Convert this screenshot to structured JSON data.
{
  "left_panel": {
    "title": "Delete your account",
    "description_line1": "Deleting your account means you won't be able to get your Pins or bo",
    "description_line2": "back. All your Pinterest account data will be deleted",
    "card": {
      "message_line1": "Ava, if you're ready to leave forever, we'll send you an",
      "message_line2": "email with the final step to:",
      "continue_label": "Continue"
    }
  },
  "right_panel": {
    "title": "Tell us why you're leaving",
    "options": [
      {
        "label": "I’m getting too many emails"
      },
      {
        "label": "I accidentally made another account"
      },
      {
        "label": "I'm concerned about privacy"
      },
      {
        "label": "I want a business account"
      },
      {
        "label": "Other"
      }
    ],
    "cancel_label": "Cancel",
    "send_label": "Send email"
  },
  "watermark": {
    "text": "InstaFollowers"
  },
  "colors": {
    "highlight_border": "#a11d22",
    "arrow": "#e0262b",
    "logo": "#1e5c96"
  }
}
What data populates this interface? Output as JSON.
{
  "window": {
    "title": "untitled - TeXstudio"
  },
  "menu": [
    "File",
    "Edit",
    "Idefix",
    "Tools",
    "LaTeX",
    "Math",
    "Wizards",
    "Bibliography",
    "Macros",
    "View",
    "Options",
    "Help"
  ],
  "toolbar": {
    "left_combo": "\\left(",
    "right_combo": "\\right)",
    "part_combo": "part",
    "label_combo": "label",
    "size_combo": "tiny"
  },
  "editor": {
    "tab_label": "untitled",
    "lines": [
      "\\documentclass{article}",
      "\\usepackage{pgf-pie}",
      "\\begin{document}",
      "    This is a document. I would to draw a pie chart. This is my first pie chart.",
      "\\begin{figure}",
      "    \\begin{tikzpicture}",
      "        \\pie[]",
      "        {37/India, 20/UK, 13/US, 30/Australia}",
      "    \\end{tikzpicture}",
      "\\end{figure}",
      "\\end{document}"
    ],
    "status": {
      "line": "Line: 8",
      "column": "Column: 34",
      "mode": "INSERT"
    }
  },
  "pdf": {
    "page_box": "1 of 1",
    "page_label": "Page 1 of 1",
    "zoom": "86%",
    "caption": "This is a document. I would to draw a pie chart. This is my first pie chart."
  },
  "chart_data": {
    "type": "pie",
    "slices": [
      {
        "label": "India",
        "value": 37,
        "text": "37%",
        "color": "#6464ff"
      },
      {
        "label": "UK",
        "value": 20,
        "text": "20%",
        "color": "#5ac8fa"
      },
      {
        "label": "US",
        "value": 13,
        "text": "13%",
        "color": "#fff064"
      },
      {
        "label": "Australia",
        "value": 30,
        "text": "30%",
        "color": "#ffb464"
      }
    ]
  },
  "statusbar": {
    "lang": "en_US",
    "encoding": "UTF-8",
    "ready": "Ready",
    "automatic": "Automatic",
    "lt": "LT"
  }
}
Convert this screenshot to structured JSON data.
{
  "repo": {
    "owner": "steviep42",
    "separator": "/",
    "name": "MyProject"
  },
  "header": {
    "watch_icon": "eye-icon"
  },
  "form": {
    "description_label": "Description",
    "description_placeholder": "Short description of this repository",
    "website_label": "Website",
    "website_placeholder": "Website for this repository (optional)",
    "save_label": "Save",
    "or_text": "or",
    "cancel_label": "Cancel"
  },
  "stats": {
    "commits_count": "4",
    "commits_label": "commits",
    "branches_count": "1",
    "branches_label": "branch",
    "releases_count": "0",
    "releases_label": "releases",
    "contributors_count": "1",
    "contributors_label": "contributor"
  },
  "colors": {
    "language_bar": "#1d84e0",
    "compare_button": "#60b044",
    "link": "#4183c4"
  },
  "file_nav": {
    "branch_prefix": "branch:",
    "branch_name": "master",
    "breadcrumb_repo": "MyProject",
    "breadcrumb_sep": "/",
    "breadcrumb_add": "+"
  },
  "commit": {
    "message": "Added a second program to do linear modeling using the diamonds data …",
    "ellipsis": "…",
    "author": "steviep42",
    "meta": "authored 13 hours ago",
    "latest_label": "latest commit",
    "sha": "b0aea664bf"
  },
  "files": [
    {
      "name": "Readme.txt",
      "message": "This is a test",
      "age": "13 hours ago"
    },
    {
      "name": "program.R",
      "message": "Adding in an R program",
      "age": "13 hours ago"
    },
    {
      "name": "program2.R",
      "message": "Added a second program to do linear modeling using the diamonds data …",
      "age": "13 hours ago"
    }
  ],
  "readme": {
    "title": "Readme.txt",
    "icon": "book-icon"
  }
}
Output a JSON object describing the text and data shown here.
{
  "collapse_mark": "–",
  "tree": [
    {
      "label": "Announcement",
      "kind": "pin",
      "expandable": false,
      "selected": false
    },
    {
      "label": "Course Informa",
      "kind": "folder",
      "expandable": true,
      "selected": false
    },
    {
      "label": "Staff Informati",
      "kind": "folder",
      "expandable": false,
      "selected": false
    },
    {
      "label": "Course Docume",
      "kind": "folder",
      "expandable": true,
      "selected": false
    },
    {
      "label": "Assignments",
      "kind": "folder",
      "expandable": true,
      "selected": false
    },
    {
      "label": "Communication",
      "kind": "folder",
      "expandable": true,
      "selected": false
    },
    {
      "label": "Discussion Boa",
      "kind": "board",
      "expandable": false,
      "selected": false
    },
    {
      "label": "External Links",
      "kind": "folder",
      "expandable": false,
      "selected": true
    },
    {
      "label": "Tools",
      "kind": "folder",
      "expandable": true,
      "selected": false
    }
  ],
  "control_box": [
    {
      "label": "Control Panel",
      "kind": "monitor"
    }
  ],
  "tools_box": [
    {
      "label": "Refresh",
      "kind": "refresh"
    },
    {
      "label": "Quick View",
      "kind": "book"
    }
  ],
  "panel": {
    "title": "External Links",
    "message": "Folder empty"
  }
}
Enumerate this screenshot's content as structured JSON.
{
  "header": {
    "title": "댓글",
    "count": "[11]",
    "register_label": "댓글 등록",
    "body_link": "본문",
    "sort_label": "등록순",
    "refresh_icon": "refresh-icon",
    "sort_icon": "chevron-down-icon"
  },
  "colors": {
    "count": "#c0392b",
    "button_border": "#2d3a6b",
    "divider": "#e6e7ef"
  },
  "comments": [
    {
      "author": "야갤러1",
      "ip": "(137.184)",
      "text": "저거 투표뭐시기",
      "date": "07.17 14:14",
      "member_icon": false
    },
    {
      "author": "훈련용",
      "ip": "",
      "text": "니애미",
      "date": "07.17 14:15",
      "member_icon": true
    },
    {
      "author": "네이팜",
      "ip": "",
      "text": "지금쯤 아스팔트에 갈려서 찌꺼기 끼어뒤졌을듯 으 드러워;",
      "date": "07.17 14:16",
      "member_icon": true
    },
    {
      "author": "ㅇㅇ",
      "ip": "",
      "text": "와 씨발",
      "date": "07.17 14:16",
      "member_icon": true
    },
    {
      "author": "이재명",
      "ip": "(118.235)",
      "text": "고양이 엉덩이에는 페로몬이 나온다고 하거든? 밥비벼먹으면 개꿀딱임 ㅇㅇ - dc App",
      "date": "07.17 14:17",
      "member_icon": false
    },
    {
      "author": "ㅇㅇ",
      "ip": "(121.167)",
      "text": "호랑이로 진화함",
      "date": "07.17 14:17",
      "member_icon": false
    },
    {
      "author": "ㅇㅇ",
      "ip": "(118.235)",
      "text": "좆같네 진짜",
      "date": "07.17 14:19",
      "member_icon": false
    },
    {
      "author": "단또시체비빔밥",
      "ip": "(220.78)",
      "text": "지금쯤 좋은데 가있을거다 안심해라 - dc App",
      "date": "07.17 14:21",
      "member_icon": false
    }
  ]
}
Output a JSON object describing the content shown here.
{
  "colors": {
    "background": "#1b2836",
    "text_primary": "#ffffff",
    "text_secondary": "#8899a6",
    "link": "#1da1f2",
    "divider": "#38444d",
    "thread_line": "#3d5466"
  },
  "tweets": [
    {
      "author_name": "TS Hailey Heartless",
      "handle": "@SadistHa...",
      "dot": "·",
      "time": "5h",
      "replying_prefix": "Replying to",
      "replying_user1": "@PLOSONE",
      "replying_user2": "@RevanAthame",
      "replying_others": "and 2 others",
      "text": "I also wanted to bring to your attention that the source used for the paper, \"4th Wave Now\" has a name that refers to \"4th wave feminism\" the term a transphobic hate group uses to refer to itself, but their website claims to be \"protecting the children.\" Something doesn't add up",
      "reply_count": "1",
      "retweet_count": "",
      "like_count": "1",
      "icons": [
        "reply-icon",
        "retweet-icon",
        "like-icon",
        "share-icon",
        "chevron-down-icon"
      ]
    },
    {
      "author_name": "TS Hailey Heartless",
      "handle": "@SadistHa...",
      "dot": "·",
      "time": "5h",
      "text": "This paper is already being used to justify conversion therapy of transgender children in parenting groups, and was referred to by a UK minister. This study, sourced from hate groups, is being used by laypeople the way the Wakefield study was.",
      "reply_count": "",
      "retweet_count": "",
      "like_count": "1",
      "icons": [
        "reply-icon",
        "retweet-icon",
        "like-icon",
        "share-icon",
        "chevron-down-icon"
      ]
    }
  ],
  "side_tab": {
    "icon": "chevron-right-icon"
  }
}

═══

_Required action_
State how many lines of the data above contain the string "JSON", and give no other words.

_Response below_
6